*WORK ORDER*
Consider the records below. How many of their lines include the word "pointed"? State the number and nothing else.

::: DATA FOR THIS EXERCISE

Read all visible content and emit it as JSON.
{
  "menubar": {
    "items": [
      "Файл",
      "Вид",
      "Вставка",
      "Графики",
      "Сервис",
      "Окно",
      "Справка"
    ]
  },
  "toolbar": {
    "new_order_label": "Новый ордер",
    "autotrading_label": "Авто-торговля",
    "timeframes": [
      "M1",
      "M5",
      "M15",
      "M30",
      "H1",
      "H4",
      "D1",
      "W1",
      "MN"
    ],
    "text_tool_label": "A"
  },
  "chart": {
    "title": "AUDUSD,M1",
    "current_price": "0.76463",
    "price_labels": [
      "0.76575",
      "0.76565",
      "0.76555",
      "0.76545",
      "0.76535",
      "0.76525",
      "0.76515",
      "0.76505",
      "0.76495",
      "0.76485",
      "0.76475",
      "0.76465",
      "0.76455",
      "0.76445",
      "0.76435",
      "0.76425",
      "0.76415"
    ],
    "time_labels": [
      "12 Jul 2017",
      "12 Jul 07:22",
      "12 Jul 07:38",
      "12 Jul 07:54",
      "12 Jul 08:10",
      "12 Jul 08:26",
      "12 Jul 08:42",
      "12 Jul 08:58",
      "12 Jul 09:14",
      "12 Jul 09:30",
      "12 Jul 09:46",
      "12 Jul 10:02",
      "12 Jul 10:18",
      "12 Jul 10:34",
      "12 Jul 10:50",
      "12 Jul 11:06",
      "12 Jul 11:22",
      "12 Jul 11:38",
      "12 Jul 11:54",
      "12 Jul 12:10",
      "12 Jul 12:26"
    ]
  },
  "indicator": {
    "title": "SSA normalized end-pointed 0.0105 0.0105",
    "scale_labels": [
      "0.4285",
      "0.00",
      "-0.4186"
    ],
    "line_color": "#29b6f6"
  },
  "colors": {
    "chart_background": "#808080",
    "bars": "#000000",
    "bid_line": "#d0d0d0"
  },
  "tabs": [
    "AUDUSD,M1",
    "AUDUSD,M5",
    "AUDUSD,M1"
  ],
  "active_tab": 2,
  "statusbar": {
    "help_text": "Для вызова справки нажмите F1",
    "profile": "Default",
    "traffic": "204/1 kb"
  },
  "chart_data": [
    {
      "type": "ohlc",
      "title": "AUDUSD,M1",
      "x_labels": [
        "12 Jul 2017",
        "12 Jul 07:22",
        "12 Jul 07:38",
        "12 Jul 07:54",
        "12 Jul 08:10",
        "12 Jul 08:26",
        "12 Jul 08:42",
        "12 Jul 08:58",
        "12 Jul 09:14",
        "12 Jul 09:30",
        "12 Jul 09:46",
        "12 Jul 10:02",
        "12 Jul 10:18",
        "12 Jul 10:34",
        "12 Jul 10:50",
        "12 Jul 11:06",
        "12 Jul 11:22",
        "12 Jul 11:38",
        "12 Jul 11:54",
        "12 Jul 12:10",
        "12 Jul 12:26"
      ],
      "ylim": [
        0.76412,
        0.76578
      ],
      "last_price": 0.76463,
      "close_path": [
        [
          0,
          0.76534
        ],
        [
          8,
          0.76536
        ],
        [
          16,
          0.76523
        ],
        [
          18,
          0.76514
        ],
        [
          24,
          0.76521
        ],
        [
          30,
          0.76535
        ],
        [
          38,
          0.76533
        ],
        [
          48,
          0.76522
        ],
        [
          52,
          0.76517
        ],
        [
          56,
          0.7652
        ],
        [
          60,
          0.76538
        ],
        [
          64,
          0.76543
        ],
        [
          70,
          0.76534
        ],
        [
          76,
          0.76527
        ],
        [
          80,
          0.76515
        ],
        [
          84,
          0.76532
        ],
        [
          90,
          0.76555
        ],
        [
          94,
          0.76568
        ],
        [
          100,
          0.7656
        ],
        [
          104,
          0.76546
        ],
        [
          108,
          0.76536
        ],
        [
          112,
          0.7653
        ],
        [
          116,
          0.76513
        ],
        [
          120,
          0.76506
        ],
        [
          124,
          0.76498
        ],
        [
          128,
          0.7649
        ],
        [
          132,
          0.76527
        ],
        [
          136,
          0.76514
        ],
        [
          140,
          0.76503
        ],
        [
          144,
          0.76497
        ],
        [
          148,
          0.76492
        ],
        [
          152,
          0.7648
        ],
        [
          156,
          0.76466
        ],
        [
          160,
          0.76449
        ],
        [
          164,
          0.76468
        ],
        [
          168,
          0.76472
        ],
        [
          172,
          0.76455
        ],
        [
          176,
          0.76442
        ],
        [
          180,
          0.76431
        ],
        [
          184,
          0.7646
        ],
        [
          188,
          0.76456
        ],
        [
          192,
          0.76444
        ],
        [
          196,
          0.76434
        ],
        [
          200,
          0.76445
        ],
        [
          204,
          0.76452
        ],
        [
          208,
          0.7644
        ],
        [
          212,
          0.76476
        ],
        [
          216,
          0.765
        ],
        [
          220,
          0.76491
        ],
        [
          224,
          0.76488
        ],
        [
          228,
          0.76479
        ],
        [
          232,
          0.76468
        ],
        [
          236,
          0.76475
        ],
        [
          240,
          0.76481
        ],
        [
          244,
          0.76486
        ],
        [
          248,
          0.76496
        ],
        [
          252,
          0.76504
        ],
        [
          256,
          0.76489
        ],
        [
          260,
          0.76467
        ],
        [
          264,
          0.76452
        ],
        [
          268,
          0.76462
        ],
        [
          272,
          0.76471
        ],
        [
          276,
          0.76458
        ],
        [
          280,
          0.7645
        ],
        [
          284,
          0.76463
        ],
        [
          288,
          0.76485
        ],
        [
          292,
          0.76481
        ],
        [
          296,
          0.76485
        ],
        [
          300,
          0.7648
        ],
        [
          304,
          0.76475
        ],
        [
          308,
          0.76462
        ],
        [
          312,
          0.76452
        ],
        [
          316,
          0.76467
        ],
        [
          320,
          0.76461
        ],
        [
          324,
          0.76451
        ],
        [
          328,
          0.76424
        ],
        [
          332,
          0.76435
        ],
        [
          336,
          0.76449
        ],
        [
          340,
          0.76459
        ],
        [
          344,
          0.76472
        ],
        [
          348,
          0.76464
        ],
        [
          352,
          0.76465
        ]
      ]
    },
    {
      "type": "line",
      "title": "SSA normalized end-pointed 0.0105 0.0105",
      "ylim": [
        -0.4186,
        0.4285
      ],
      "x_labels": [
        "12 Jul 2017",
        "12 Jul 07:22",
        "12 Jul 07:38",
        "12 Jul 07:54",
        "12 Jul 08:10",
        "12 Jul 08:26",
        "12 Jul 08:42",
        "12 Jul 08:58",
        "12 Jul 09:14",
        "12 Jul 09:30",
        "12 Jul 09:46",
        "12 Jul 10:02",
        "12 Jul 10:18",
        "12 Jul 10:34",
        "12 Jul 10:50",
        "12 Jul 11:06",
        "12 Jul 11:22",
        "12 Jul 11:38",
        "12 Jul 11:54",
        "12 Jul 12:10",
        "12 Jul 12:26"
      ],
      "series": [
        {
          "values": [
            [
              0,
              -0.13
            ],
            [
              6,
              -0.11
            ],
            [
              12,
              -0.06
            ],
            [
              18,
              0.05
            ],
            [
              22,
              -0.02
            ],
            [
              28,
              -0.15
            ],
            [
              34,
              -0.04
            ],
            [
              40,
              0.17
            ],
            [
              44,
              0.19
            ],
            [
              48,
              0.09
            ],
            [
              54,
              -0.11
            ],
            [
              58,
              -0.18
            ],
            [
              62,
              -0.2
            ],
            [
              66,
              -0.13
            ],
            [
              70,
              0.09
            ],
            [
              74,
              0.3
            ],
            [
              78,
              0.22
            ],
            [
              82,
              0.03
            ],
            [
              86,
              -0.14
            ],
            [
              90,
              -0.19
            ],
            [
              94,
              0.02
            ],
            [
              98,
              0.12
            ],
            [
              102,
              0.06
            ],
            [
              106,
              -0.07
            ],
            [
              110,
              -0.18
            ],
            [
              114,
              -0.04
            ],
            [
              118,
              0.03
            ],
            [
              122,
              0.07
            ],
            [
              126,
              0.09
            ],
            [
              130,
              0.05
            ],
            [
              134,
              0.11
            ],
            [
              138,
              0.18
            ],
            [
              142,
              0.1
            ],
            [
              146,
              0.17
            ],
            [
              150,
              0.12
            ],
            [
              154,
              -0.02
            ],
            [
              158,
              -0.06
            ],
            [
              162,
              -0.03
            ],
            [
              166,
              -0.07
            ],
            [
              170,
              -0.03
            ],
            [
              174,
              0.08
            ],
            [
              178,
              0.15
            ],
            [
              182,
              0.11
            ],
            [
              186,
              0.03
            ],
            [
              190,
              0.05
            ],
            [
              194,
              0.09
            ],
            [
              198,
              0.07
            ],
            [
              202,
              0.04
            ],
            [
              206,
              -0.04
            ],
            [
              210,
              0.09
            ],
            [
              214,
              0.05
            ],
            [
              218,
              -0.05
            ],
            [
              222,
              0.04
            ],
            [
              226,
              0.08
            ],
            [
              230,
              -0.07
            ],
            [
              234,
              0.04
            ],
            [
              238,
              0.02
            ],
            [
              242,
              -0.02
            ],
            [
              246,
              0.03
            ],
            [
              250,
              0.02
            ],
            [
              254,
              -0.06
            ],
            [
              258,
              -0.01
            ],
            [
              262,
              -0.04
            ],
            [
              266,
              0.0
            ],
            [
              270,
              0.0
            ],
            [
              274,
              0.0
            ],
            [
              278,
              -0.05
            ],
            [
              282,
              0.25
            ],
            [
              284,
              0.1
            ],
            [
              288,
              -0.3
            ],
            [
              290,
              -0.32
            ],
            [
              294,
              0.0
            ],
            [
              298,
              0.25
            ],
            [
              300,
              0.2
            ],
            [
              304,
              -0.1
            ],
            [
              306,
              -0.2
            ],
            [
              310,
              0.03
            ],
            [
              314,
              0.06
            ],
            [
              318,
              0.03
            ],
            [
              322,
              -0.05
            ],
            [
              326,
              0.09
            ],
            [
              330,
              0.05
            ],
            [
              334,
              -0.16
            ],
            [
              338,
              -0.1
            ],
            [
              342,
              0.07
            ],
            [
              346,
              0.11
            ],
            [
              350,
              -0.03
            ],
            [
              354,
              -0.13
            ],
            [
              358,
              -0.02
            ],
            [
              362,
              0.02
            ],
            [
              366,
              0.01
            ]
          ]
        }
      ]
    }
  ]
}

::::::

*YOUR RESPONSE*
2